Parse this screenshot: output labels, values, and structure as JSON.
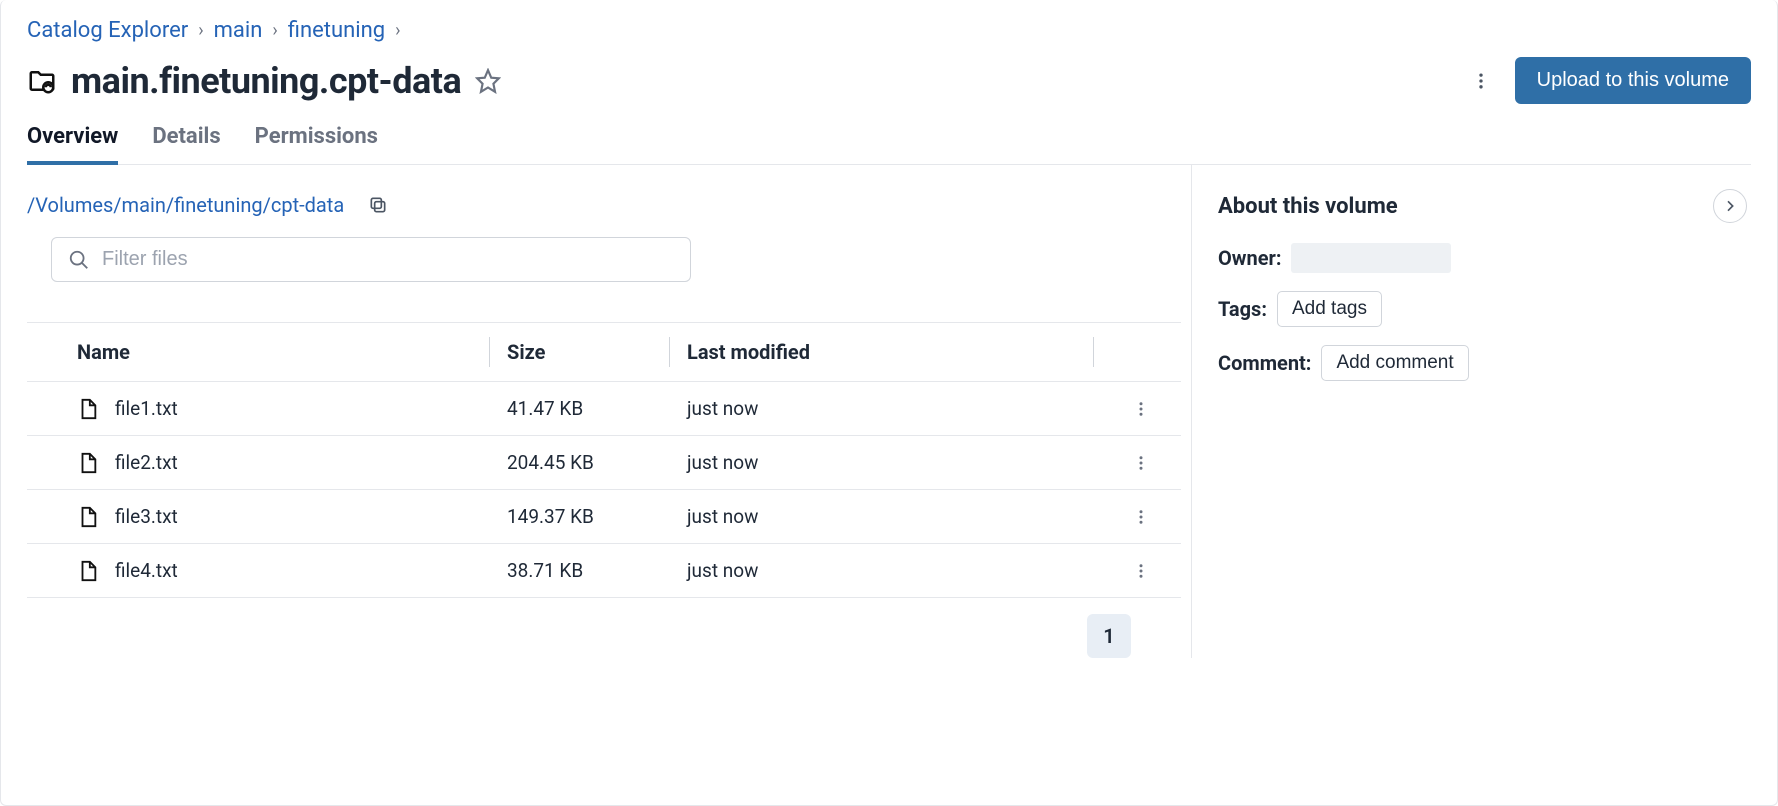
{
  "breadcrumb": {
    "root": "Catalog Explorer",
    "catalog": "main",
    "schema": "finetuning"
  },
  "title": "main.finetuning.cpt-data",
  "upload_button": "Upload to this volume",
  "tabs": {
    "overview": "Overview",
    "details": "Details",
    "permissions": "Permissions"
  },
  "path": "/Volumes/main/finetuning/cpt-data",
  "filter_placeholder": "Filter files",
  "table": {
    "headers": {
      "name": "Name",
      "size": "Size",
      "modified": "Last modified"
    },
    "rows": [
      {
        "name": "file1.txt",
        "size": "41.47 KB",
        "modified": "just now"
      },
      {
        "name": "file2.txt",
        "size": "204.45 KB",
        "modified": "just now"
      },
      {
        "name": "file3.txt",
        "size": "149.37 KB",
        "modified": "just now"
      },
      {
        "name": "file4.txt",
        "size": "38.71 KB",
        "modified": "just now"
      }
    ]
  },
  "pagination": {
    "current": "1"
  },
  "about": {
    "heading": "About this volume",
    "owner_label": "Owner:",
    "tags_label": "Tags:",
    "tags_button": "Add tags",
    "comment_label": "Comment:",
    "comment_button": "Add comment"
  }
}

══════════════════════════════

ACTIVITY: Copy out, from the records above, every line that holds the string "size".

FINISHED TASK:
      "size": "Size",
        "size": "41.47 KB",
        "size": "204.45 KB",
        "size": "149.37 KB",
        "size": "38.71 KB",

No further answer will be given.